(Collection entries)
===
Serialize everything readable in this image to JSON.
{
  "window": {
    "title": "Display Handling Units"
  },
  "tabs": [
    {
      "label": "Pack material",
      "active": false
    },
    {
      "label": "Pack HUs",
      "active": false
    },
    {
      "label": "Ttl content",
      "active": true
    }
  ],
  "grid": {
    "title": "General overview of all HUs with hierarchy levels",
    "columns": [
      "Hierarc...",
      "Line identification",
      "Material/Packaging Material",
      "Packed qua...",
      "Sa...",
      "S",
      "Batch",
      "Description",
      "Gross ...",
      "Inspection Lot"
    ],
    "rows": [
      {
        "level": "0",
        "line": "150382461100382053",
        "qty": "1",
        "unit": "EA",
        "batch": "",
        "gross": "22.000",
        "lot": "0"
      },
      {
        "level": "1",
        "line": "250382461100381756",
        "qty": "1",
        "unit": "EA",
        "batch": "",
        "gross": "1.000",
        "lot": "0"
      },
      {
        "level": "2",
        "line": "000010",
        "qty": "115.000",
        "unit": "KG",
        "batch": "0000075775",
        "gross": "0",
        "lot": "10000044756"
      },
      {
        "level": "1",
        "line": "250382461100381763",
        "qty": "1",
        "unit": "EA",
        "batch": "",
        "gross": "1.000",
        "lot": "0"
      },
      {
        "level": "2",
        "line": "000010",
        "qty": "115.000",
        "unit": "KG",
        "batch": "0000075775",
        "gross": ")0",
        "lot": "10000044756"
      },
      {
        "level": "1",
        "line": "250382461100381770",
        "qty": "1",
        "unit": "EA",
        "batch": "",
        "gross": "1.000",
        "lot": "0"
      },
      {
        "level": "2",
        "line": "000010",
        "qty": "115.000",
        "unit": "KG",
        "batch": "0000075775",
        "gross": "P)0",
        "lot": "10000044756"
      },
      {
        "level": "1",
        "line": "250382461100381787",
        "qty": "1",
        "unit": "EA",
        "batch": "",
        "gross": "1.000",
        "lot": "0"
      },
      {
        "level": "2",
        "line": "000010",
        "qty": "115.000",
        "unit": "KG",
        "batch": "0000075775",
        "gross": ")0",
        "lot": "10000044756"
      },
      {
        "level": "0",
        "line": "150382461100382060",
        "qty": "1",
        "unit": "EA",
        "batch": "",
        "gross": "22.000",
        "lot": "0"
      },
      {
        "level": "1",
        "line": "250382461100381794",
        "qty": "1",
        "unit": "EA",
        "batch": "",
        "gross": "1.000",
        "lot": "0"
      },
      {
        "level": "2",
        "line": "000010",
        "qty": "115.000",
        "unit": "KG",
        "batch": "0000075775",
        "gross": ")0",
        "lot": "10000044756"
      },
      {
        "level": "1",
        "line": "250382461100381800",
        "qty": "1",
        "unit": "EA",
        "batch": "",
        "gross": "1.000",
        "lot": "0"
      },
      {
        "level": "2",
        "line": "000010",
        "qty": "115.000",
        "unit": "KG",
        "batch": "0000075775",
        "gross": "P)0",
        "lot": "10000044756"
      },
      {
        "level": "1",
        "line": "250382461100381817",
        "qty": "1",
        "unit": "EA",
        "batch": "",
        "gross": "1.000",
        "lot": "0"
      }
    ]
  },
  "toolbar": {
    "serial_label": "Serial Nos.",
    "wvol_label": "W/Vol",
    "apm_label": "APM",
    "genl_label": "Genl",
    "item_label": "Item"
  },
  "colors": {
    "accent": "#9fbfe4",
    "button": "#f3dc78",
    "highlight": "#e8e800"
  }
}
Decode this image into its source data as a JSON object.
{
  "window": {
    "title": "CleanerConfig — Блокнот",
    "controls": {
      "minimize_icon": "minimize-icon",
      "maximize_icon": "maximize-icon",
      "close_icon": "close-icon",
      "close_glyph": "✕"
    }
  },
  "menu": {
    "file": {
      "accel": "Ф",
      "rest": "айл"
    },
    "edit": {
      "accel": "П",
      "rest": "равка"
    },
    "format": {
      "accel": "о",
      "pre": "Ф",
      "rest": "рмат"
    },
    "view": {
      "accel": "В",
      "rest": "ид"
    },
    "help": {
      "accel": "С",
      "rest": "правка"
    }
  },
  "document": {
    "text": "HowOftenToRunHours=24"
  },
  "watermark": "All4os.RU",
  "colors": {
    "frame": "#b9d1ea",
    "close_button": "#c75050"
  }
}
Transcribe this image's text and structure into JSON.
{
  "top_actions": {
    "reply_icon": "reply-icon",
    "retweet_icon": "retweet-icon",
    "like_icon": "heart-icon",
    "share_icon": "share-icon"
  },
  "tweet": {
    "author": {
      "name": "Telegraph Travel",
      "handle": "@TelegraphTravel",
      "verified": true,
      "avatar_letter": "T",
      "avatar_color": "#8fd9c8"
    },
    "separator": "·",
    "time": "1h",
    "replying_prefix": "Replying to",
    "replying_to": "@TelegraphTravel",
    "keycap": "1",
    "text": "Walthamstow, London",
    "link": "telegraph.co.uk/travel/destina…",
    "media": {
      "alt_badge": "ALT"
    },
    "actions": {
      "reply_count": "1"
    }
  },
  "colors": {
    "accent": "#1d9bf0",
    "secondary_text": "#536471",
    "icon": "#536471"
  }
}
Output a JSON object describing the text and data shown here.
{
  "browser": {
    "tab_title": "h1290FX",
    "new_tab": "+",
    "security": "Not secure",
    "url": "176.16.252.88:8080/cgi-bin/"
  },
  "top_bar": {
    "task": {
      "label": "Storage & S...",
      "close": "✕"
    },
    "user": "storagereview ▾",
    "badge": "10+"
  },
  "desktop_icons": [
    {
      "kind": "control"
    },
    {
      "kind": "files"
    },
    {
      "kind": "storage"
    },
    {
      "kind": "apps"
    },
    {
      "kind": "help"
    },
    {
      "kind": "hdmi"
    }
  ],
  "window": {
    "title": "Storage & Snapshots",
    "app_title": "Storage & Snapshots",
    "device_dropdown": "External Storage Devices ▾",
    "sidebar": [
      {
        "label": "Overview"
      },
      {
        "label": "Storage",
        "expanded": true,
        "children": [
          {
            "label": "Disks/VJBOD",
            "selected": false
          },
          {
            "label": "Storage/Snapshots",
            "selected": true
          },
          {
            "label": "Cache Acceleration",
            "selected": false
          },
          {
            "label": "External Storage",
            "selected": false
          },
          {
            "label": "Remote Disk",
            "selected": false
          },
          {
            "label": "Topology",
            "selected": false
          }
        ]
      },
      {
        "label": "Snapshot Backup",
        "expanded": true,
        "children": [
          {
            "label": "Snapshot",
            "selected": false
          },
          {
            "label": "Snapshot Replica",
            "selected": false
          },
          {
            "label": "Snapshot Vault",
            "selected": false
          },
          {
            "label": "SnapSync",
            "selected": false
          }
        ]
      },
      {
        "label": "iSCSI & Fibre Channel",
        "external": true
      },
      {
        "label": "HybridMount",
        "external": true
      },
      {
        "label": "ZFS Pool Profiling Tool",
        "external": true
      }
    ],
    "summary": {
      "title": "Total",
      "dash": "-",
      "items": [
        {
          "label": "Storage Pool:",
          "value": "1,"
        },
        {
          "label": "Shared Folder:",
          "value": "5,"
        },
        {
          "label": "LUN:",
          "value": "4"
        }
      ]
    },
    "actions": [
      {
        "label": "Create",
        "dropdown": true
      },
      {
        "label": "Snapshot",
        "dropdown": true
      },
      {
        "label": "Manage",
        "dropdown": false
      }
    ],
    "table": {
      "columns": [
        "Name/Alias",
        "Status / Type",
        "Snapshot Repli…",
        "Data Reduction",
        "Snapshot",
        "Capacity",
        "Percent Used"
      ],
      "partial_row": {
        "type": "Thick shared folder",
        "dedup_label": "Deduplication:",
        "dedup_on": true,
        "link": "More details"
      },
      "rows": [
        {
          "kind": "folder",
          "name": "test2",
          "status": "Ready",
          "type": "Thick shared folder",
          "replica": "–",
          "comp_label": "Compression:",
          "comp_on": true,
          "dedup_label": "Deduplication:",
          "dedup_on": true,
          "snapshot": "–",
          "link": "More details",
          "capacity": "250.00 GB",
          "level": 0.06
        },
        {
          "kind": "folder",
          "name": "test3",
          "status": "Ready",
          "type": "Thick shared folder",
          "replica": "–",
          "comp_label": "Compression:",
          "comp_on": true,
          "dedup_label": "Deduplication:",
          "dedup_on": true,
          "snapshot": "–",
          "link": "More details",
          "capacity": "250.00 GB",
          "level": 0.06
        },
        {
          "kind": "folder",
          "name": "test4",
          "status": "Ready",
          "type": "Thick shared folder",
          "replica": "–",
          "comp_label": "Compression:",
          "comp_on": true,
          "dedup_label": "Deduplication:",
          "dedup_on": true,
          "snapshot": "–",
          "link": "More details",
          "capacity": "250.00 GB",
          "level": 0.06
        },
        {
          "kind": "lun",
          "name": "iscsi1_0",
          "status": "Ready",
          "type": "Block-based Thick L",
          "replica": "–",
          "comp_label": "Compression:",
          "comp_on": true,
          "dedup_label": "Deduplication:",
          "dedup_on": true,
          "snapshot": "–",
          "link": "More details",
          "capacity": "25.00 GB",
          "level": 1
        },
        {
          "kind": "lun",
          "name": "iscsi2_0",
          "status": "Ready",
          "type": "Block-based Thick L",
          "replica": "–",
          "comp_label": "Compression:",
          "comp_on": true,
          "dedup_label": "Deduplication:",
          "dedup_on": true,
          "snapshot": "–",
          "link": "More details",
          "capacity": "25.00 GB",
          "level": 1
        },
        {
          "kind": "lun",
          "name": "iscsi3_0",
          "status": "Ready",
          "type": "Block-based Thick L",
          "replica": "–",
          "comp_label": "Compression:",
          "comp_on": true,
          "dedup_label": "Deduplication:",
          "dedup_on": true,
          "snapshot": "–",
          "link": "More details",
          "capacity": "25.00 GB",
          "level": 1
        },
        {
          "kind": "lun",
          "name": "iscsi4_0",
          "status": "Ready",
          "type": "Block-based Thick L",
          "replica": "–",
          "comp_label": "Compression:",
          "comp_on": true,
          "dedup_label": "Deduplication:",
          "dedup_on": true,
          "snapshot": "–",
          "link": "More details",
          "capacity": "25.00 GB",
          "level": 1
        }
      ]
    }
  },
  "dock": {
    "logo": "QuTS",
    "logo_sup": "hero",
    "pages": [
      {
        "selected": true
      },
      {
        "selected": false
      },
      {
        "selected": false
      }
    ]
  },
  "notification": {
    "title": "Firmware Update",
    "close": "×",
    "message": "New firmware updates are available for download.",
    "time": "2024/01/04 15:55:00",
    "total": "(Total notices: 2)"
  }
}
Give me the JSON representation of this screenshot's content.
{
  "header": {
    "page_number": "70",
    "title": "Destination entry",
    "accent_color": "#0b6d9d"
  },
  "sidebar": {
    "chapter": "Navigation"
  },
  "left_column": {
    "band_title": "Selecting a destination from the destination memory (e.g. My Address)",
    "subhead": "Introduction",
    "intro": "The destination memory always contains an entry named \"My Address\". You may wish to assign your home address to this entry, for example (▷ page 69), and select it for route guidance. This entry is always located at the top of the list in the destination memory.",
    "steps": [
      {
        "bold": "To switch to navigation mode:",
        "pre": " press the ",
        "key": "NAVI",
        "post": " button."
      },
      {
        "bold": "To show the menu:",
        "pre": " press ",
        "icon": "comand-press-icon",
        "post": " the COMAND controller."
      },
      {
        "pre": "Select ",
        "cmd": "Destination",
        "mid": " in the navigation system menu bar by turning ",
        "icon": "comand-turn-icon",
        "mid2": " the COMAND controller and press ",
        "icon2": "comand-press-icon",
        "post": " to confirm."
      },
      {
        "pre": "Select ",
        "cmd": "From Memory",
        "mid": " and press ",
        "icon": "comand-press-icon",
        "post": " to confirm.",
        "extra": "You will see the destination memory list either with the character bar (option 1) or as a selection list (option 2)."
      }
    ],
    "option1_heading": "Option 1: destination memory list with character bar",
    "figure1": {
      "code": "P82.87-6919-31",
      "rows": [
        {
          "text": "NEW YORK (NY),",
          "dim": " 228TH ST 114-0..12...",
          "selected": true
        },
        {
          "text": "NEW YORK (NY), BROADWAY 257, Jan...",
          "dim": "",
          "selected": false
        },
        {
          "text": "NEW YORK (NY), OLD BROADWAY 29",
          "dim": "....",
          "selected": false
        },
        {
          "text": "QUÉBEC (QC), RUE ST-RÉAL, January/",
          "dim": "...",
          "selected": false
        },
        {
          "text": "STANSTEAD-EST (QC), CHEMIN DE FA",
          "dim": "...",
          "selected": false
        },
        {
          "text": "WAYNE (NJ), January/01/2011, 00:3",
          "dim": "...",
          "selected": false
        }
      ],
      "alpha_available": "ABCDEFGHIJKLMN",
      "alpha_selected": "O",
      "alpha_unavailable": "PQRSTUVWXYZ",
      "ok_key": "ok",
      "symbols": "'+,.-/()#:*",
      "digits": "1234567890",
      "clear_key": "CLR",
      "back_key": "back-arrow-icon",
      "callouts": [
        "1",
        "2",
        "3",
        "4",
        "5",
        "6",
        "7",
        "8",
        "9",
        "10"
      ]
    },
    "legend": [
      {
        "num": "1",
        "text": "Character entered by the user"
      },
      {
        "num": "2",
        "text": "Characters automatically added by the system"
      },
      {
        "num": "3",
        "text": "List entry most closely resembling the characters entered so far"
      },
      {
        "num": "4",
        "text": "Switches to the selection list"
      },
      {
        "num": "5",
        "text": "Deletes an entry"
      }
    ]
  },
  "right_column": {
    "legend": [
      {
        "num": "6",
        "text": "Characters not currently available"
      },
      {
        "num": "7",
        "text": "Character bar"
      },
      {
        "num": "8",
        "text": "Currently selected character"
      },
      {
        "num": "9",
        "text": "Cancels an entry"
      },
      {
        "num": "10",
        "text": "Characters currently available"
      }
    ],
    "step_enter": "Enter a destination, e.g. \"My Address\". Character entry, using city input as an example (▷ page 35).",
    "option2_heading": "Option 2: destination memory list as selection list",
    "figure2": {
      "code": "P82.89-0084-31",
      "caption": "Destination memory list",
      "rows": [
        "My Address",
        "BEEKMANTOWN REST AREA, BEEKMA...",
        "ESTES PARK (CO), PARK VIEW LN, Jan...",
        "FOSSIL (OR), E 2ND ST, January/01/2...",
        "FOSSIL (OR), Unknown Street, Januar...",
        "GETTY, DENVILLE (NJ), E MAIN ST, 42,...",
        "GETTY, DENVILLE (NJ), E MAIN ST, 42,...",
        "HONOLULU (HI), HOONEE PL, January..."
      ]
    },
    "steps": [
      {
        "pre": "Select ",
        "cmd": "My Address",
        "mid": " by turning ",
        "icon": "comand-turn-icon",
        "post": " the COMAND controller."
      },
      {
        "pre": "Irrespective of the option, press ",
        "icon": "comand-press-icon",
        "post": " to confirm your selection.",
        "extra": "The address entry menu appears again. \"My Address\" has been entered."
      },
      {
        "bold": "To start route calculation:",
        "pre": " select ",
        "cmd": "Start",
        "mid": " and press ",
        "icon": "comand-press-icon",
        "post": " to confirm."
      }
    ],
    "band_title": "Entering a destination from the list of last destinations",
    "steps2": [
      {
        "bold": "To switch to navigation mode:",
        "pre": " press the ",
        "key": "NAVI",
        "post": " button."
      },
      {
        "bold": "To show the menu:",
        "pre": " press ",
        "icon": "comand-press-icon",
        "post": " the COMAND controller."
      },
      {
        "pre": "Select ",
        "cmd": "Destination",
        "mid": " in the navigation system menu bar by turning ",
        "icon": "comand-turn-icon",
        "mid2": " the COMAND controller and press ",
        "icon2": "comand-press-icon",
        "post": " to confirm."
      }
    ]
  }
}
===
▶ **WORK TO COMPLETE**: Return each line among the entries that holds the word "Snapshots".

▶ **COMPLETED TASK**:
    "title": "Storage & Snapshots",
    "app_title": "Storage & Snapshots",
            "label": "Storage/Snapshots",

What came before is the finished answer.